THE TASK:
The task calls for each record to be given again unchanged, minus any pictures.

DATA FOR PROCESSING:
┌────────

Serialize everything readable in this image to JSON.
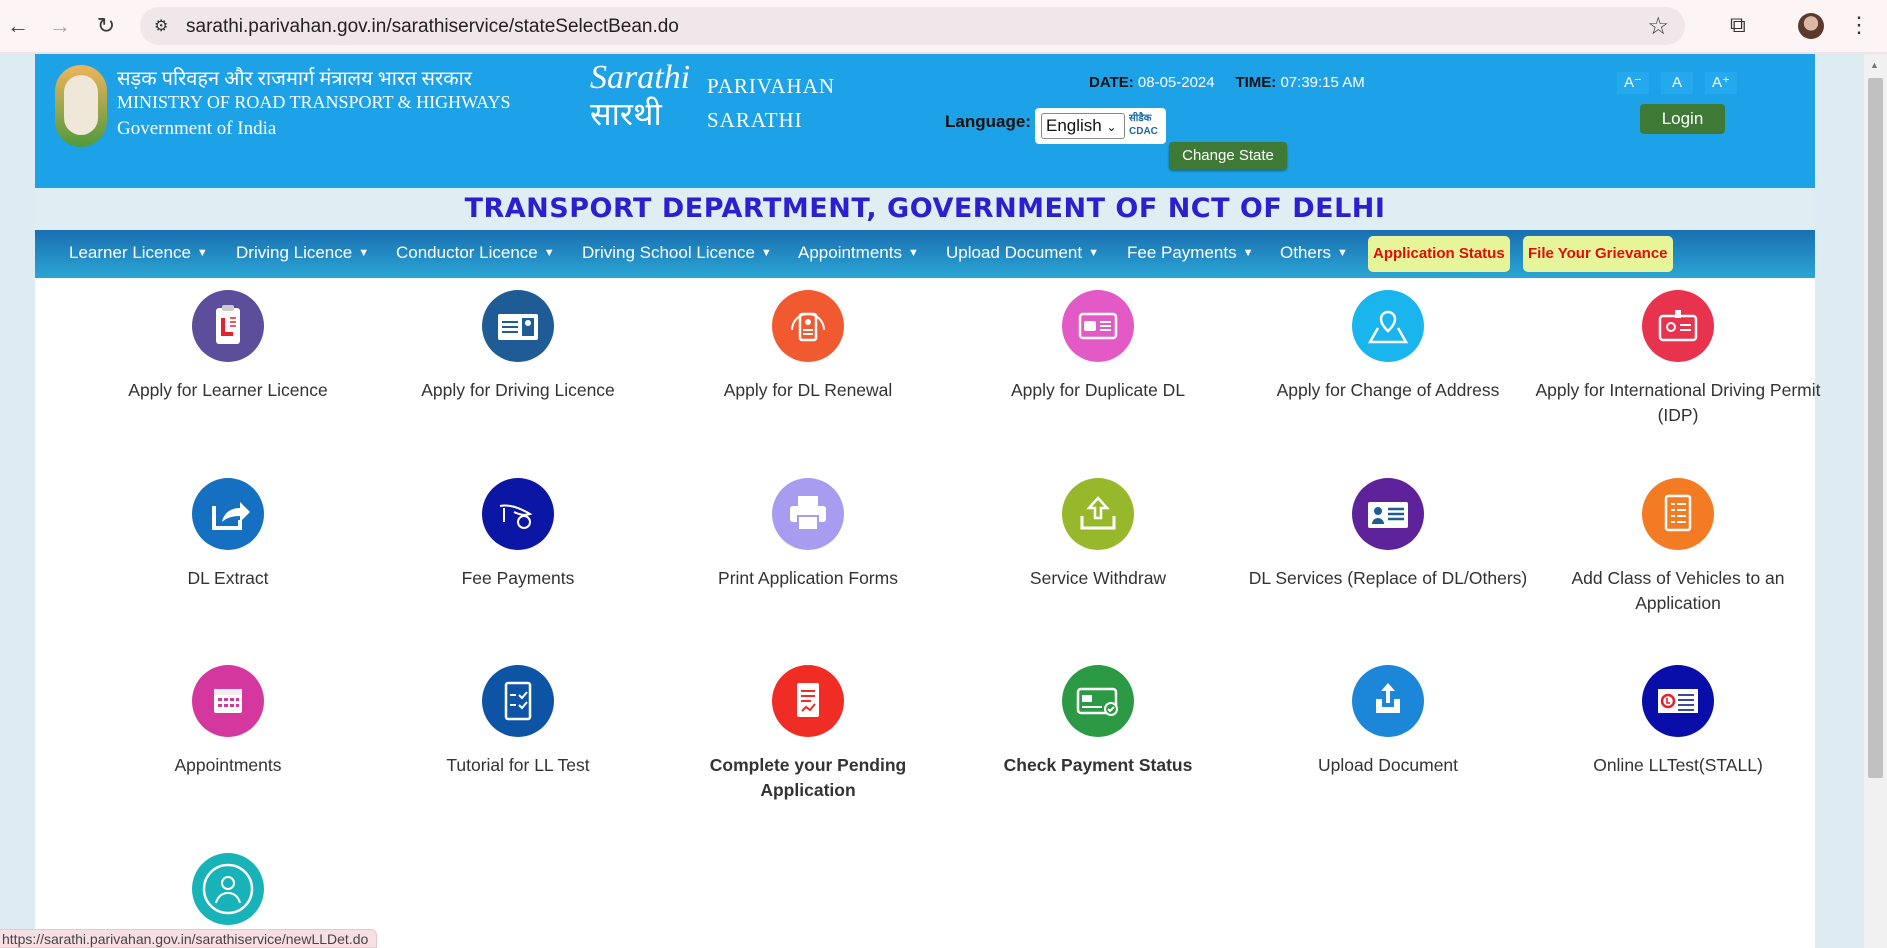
{
  "browser": {
    "url": "sarathi.parivahan.gov.in/sarathiservice/stateSelectBean.do",
    "back_icon": "arrow-left",
    "forward_icon": "arrow-right",
    "reload_icon": "reload",
    "status_url": "https://sarathi.parivahan.gov.in/sarathiservice/newLLDet.do"
  },
  "header": {
    "ministry_hindi": "सड़क परिवहन और राजमार्ग मंत्रालय भारत सरकार",
    "ministry_english": "MINISTRY OF ROAD TRANSPORT & HIGHWAYS",
    "government": "Government of India",
    "logo_text": "Sarathi",
    "logo_text_hindi": "सारथी",
    "parivahan": "PARIVAHAN",
    "sarathi": "SARATHI",
    "date_label": "DATE:",
    "date_value": "08-05-2024",
    "time_label": "TIME:",
    "time_value": "07:39:15 AM",
    "language_label": "Language:",
    "language_selected": "English",
    "cdac_hindi": "सीडैक",
    "cdac": "CDAC",
    "change_state": "Change State",
    "font_decrease": "A⁻",
    "font_normal": "A",
    "font_increase": "A⁺",
    "login": "Login"
  },
  "department_title": "TRANSPORT DEPARTMENT, GOVERNMENT OF NCT OF DELHI",
  "menu": {
    "items": [
      {
        "label": "Learner Licence"
      },
      {
        "label": "Driving Licence"
      },
      {
        "label": "Conductor Licence"
      },
      {
        "label": "Driving School Licence"
      },
      {
        "label": "Appointments"
      },
      {
        "label": "Upload Document"
      },
      {
        "label": "Fee Payments"
      },
      {
        "label": "Others"
      }
    ],
    "application_status": "Application Status",
    "file_grievance": "File Your Grievance"
  },
  "services": [
    {
      "label": "Apply for Learner Licence",
      "icon": "learner-clipboard",
      "color": "#5d4e9c"
    },
    {
      "label": "Apply for Driving Licence",
      "icon": "id-card",
      "color": "#1f5c96"
    },
    {
      "label": "Apply for DL Renewal",
      "icon": "renewal-card",
      "color": "#f15a31"
    },
    {
      "label": "Apply for Duplicate DL",
      "icon": "car-card",
      "color": "#e35ac6"
    },
    {
      "label": "Apply for Change of Address",
      "icon": "map-pin",
      "color": "#1bb5ee"
    },
    {
      "label": "Apply for International Driving Permit (IDP)",
      "icon": "badge-card",
      "color": "#e8334e"
    },
    {
      "label": "DL Extract",
      "icon": "share-arrow",
      "color": "#1570c2"
    },
    {
      "label": "Fee Payments",
      "icon": "hand-rupee",
      "color": "#0b16a4"
    },
    {
      "label": "Print Application Forms",
      "icon": "printer",
      "color": "#a79cf0"
    },
    {
      "label": "Service Withdraw",
      "icon": "upload-tray",
      "color": "#97b82b"
    },
    {
      "label": "DL Services (Replace of DL/Others)",
      "icon": "profile-card",
      "color": "#5e239b"
    },
    {
      "label": "Add Class of Vehicles to an Application",
      "icon": "list-doc",
      "color": "#f27b24"
    },
    {
      "label": "Appointments",
      "icon": "calendar",
      "color": "#d4379d"
    },
    {
      "label": "Tutorial for LL Test",
      "icon": "checklist",
      "color": "#0e54a5"
    },
    {
      "label": "Complete your Pending Application",
      "icon": "pending-doc",
      "color": "#ef2d24",
      "bold": true
    },
    {
      "label": "Check Payment Status",
      "icon": "payment-card",
      "color": "#2c9a45",
      "bold": true
    },
    {
      "label": "Upload Document",
      "icon": "upload-box",
      "color": "#1c86d8"
    },
    {
      "label": "Online LLTest(STALL)",
      "icon": "ll-card",
      "color": "#0a0ea8"
    },
    {
      "label": "",
      "icon": "doctor",
      "color": "#18b3b8"
    }
  ]
}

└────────

EXERCISE RESPONSE:
Serialize everything readable in this image to JSON.
{
  "browser": {
    "url": "sarathi.parivahan.gov.in/sarathiservice/stateSelectBean.do",
    "back_icon": "arrow-left",
    "forward_icon": "arrow-right",
    "reload_icon": "reload",
    "status_url": "https://sarathi.parivahan.gov.in/sarathiservice/newLLDet.do"
  },
  "header": {
    "ministry_hindi": "सड़क परिवहन और राजमार्ग मंत्रालय भारत सरकार",
    "ministry_english": "MINISTRY OF ROAD TRANSPORT & HIGHWAYS",
    "government": "Government of India",
    "logo_text": "Sarathi",
    "logo_text_hindi": "सारथी",
    "parivahan": "PARIVAHAN",
    "sarathi": "SARATHI",
    "date_label": "DATE:",
    "date_value": "08-05-2024",
    "time_label": "TIME:",
    "time_value": "07:39:15 AM",
    "language_label": "Language:",
    "language_selected": "English",
    "cdac_hindi": "सीडैक",
    "cdac": "CDAC",
    "change_state": "Change State",
    "font_decrease": "A⁻",
    "font_normal": "A",
    "font_increase": "A⁺",
    "login": "Login"
  },
  "department_title": "TRANSPORT DEPARTMENT, GOVERNMENT OF NCT OF DELHI",
  "menu": {
    "items": [
      {
        "label": "Learner Licence"
      },
      {
        "label": "Driving Licence"
      },
      {
        "label": "Conductor Licence"
      },
      {
        "label": "Driving School Licence"
      },
      {
        "label": "Appointments"
      },
      {
        "label": "Upload Document"
      },
      {
        "label": "Fee Payments"
      },
      {
        "label": "Others"
      }
    ],
    "application_status": "Application Status",
    "file_grievance": "File Your Grievance"
  },
  "services": [
    {
      "label": "Apply for Learner Licence",
      "icon": "learner-clipboard",
      "color": "#5d4e9c"
    },
    {
      "label": "Apply for Driving Licence",
      "icon": "id-card",
      "color": "#1f5c96"
    },
    {
      "label": "Apply for DL Renewal",
      "icon": "renewal-card",
      "color": "#f15a31"
    },
    {
      "label": "Apply for Duplicate DL",
      "icon": "car-card",
      "color": "#e35ac6"
    },
    {
      "label": "Apply for Change of Address",
      "icon": "map-pin",
      "color": "#1bb5ee"
    },
    {
      "label": "Apply for International Driving Permit (IDP)",
      "icon": "badge-card",
      "color": "#e8334e"
    },
    {
      "label": "DL Extract",
      "icon": "share-arrow",
      "color": "#1570c2"
    },
    {
      "label": "Fee Payments",
      "icon": "hand-rupee",
      "color": "#0b16a4"
    },
    {
      "label": "Print Application Forms",
      "icon": "printer",
      "color": "#a79cf0"
    },
    {
      "label": "Service Withdraw",
      "icon": "upload-tray",
      "color": "#97b82b"
    },
    {
      "label": "DL Services (Replace of DL/Others)",
      "icon": "profile-card",
      "color": "#5e239b"
    },
    {
      "label": "Add Class of Vehicles to an Application",
      "icon": "list-doc",
      "color": "#f27b24"
    },
    {
      "label": "Appointments",
      "icon": "calendar",
      "color": "#d4379d"
    },
    {
      "label": "Tutorial for LL Test",
      "icon": "checklist",
      "color": "#0e54a5"
    },
    {
      "label": "Complete your Pending Application",
      "icon": "pending-doc",
      "color": "#ef2d24",
      "bold": true
    },
    {
      "label": "Check Payment Status",
      "icon": "payment-card",
      "color": "#2c9a45",
      "bold": true
    },
    {
      "label": "Upload Document",
      "icon": "upload-box",
      "color": "#1c86d8"
    },
    {
      "label": "Online LLTest(STALL)",
      "icon": "ll-card",
      "color": "#0a0ea8"
    },
    {
      "label": "",
      "icon": "doctor",
      "color": "#18b3b8"
    }
  ]
}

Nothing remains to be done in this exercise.